(Stored dataset items)
╔══

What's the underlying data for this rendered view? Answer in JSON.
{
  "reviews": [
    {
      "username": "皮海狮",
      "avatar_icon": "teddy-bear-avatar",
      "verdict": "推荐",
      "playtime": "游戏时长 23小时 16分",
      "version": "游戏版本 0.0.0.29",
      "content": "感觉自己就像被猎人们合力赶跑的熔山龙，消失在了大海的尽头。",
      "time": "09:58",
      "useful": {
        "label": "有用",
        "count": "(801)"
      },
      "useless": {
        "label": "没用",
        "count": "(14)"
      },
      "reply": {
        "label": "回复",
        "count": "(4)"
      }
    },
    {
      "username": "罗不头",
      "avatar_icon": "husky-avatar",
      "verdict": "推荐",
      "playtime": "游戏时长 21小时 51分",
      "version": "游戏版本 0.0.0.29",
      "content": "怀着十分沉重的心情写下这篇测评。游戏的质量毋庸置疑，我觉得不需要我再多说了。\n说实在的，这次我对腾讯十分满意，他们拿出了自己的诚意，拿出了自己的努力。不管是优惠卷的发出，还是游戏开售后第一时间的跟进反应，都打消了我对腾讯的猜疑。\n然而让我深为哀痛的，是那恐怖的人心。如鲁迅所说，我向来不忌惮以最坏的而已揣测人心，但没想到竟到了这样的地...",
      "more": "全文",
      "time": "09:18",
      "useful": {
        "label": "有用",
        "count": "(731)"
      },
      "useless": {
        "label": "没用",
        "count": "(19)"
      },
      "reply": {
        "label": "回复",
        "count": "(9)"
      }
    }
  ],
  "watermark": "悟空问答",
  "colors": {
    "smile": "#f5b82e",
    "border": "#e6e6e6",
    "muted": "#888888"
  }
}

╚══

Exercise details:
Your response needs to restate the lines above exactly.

Exercise solution:
What's the underlying data for this rendered view? Answer in JSON.
{
  "reviews": [
    {
      "username": "皮海狮",
      "avatar_icon": "teddy-bear-avatar",
      "verdict": "推荐",
      "playtime": "游戏时长 23小时 16分",
      "version": "游戏版本 0.0.0.29",
      "content": "感觉自己就像被猎人们合力赶跑的熔山龙，消失在了大海的尽头。",
      "time": "09:58",
      "useful": {
        "label": "有用",
        "count": "(801)"
      },
      "useless": {
        "label": "没用",
        "count": "(14)"
      },
      "reply": {
        "label": "回复",
        "count": "(4)"
      }
    },
    {
      "username": "罗不头",
      "avatar_icon": "husky-avatar",
      "verdict": "推荐",
      "playtime": "游戏时长 21小时 51分",
      "version": "游戏版本 0.0.0.29",
      "content": "怀着十分沉重的心情写下这篇测评。游戏的质量毋庸置疑，我觉得不需要我再多说了。\n说实在的，这次我对腾讯十分满意，他们拿出了自己的诚意，拿出了自己的努力。不管是优惠卷的发出，还是游戏开售后第一时间的跟进反应，都打消了我对腾讯的猜疑。\n然而让我深为哀痛的，是那恐怖的人心。如鲁迅所说，我向来不忌惮以最坏的而已揣测人心，但没想到竟到了这样的地...",
      "more": "全文",
      "time": "09:18",
      "useful": {
        "label": "有用",
        "count": "(731)"
      },
      "useless": {
        "label": "没用",
        "count": "(19)"
      },
      "reply": {
        "label": "回复",
        "count": "(9)"
      }
    }
  ],
  "watermark": "悟空问答",
  "colors": {
    "smile": "#f5b82e",
    "border": "#e6e6e6",
    "muted": "#888888"
  }
}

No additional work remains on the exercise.